» YOUR ASSIGNMENT
From the entries that follow, work out how many lines contain "icon". Write the number only.

» ENTRIES PROVIDED
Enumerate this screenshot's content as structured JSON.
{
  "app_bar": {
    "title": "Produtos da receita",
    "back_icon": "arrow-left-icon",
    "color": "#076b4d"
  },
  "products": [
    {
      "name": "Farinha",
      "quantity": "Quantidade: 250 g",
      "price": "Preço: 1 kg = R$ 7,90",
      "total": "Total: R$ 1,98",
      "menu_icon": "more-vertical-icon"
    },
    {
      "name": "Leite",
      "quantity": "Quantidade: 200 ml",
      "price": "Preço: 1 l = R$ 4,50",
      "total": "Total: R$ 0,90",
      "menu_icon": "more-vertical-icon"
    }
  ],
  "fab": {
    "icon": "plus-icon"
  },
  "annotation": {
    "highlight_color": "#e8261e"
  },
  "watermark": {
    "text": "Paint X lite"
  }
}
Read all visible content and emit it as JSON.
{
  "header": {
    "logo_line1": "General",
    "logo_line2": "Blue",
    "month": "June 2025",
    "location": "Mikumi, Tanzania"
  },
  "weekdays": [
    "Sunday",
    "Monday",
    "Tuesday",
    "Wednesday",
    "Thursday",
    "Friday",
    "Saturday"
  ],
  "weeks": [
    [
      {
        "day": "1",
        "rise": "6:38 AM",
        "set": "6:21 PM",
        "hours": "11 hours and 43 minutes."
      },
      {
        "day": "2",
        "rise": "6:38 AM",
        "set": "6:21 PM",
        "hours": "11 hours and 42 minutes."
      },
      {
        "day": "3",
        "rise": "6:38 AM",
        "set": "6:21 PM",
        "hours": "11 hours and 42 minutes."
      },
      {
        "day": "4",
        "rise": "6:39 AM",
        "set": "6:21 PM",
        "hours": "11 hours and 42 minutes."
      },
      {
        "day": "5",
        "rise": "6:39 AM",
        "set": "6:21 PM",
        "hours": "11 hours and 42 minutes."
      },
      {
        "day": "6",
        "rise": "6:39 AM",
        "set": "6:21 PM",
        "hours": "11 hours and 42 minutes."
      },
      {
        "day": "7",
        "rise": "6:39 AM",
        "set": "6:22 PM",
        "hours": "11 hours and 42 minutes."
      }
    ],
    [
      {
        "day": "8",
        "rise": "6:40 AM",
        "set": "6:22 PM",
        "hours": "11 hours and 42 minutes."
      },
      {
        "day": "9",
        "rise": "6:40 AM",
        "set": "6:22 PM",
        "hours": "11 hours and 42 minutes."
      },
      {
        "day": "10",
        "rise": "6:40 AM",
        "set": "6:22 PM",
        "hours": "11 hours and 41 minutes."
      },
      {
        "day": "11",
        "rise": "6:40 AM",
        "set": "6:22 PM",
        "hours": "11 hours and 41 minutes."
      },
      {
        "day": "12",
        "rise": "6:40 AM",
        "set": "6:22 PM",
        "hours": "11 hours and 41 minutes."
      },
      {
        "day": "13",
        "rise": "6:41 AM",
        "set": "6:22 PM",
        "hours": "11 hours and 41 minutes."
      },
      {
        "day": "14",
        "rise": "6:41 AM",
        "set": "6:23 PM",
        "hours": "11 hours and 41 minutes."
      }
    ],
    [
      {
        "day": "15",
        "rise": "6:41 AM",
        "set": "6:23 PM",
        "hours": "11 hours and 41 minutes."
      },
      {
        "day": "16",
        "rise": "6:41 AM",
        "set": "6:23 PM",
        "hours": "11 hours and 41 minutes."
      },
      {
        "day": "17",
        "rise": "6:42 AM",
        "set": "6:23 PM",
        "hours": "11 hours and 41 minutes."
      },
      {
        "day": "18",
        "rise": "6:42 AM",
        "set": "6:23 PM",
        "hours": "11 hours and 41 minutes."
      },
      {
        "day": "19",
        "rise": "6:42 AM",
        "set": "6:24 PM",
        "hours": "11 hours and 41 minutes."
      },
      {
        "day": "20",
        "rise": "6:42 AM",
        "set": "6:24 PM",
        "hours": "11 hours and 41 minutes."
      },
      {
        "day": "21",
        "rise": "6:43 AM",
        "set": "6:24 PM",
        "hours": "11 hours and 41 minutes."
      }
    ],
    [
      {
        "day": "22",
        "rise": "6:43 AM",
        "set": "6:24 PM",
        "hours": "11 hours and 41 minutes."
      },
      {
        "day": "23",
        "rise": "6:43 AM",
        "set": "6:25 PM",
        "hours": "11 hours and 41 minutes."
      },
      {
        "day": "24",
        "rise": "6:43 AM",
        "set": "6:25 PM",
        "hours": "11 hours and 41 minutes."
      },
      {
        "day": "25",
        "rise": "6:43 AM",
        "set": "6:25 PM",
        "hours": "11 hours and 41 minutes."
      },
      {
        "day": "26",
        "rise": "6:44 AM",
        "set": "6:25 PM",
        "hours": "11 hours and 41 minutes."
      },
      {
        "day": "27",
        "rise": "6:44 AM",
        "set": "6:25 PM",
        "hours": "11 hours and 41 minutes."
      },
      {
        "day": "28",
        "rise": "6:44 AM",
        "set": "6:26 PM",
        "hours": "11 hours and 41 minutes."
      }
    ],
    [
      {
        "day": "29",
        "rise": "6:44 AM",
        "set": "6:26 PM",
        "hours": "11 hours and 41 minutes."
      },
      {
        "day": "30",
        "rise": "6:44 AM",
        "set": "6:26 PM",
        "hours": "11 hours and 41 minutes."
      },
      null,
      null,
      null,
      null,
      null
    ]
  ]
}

» ANSWER TO THIS EXERCISE
4